Send all news items and inquiries to Erika Blood, Northern Illinois University, College of Education, Department of Special and Early Education, Gabel Hall 162K, DeKalb, IL 60115-2828; email: firstname.lastname@example.org
Change of e-mail address should be phoned (toll-free) to CEC at (888) 232-7733.
Regional Services and Membership News
I’d like to take this opportunity to introduce myself. My name is Lonna Housman Moline and I am the new RSM Committee Chair. Cheryl George did such an outstanding job for so many years that it will be a TOUGH act to follow!! Please join me in thanking her for her energy, enthusiasm, and leadership over the years.
I have been active in CCBD since 1994. I have held board and committee positions in my state of Minnesota.
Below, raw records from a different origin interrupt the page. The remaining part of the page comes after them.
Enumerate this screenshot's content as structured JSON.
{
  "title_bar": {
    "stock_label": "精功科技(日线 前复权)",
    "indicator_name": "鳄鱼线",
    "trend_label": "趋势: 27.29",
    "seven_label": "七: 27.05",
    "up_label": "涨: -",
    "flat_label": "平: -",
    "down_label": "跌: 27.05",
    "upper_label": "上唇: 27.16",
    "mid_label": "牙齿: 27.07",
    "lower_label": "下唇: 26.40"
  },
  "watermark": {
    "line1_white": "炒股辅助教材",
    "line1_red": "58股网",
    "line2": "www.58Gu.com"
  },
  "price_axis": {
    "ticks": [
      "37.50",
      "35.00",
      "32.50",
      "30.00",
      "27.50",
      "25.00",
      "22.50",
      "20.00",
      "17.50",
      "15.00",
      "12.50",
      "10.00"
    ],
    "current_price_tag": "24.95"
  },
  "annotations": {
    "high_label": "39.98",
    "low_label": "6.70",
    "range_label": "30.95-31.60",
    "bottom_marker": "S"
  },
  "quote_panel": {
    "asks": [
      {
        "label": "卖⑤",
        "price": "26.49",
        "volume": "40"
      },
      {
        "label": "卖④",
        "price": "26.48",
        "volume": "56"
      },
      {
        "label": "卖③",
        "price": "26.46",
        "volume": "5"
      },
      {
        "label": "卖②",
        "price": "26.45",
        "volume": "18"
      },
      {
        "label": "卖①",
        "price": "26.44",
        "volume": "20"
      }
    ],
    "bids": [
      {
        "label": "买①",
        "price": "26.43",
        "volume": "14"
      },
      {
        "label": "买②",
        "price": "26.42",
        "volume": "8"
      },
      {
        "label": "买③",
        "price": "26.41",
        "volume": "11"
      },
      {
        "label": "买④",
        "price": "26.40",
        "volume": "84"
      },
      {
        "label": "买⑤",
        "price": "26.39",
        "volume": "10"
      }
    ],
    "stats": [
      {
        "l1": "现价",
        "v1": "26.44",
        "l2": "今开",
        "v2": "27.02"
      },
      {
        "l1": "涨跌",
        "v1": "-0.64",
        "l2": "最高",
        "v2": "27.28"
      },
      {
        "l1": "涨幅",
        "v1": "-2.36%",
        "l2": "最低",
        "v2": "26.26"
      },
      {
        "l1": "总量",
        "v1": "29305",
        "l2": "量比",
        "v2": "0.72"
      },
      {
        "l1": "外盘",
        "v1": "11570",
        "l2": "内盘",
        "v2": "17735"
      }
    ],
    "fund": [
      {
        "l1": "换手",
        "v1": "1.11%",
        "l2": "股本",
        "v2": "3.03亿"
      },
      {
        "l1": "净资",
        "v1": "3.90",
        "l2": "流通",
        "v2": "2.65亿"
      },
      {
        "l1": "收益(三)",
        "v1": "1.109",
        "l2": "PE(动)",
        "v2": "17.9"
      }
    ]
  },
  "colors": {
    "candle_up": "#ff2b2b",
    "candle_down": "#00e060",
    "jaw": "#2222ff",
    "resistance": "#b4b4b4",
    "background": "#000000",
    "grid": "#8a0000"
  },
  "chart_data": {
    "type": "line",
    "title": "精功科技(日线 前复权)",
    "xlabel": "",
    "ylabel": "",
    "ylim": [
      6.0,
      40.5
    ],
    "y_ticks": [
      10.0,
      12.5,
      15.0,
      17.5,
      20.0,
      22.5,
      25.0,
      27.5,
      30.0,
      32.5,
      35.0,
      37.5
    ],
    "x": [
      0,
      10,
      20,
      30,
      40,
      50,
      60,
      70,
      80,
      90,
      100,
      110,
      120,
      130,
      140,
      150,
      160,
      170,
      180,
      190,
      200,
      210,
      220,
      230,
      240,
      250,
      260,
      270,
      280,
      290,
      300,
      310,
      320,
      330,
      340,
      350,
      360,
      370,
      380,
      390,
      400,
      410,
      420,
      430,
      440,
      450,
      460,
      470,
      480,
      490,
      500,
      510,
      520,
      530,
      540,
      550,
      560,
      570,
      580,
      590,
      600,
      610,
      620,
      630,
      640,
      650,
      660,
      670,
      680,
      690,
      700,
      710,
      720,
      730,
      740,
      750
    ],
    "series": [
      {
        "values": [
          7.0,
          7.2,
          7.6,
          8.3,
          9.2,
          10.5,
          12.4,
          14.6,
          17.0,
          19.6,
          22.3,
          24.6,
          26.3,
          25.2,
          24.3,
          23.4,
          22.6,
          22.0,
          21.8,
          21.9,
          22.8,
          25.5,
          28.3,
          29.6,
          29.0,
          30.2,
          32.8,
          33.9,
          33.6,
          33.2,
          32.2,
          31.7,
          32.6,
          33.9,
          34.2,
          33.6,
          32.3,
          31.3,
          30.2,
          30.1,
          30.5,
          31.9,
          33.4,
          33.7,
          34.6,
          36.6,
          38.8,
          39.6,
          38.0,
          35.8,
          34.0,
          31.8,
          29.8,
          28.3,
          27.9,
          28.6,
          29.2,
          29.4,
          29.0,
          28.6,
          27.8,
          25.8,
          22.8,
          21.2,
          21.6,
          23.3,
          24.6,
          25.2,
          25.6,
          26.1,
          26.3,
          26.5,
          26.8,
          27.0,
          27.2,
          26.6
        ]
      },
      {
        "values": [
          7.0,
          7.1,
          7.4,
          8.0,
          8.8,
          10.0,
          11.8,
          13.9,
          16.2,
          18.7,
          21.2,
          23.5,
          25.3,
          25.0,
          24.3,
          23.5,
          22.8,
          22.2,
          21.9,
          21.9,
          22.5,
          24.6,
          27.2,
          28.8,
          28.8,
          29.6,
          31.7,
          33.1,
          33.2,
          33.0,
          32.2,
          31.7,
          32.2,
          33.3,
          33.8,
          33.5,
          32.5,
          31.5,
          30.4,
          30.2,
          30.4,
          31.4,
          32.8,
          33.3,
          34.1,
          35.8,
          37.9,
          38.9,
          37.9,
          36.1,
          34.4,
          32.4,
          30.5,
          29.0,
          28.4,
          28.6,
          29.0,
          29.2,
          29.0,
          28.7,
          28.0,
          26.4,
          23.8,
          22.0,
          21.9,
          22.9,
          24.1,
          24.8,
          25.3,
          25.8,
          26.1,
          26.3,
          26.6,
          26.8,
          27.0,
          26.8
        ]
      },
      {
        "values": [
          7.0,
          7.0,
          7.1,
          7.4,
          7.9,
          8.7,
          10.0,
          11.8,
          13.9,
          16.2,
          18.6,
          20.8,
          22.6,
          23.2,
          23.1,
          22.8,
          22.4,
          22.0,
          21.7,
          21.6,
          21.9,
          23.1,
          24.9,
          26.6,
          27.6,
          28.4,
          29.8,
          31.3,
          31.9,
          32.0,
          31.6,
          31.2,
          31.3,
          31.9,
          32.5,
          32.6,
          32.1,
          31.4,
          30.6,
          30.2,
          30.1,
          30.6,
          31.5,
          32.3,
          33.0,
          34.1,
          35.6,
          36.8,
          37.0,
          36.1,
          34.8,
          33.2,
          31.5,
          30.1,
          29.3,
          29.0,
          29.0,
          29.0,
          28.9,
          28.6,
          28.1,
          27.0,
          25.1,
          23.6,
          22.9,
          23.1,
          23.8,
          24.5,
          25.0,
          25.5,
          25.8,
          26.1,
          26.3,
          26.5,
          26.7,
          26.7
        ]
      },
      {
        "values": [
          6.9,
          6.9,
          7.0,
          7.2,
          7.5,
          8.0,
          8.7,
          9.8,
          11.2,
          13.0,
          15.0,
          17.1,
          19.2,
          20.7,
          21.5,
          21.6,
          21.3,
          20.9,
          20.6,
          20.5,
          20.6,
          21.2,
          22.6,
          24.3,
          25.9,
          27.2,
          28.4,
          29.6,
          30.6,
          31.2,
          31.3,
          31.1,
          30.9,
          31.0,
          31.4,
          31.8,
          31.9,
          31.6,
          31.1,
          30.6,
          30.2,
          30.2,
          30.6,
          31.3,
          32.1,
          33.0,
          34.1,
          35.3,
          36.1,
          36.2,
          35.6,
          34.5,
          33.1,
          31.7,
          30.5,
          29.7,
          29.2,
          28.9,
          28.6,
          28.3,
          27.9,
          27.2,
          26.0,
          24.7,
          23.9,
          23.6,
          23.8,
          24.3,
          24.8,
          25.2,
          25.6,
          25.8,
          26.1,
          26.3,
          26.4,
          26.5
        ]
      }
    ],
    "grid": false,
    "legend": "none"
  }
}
I am currently President. I have also been the CCBD Regional Coordinator for Region 3. Now, I am up to the challenge and honor of being the RSM Chair. CCBD has been such an important part of my professional and personal life. CCBD has provided support for me through my studies, first during my Masters in Special Education and then again during my Doctoral studies. CCBD is where I go to find the latest research, to find inspiration, and to find friendships. I have made many lifelong friends by being active in CCBD. It is the perfect place to find others who share my passion and dedication for youth with emotional and behavioral challenges.
I hope to meet and greet you personally at one of the upcoming conferences. I will be at the annual TECBD conference in Arizona (October) and the CEC conference in San Antonio (April). I love to hear people’s stories and listen to new ideas. I believe that membership is mean for YOU. So tell us what is important to you. Please, stop by the CCBD table and talk with me. I truly want to hear from you!
If you can’t make one of the conferences, send me an email: email@example.com or visit me on the Ning: ccbdning.ning.com
Hope to hear from you soon!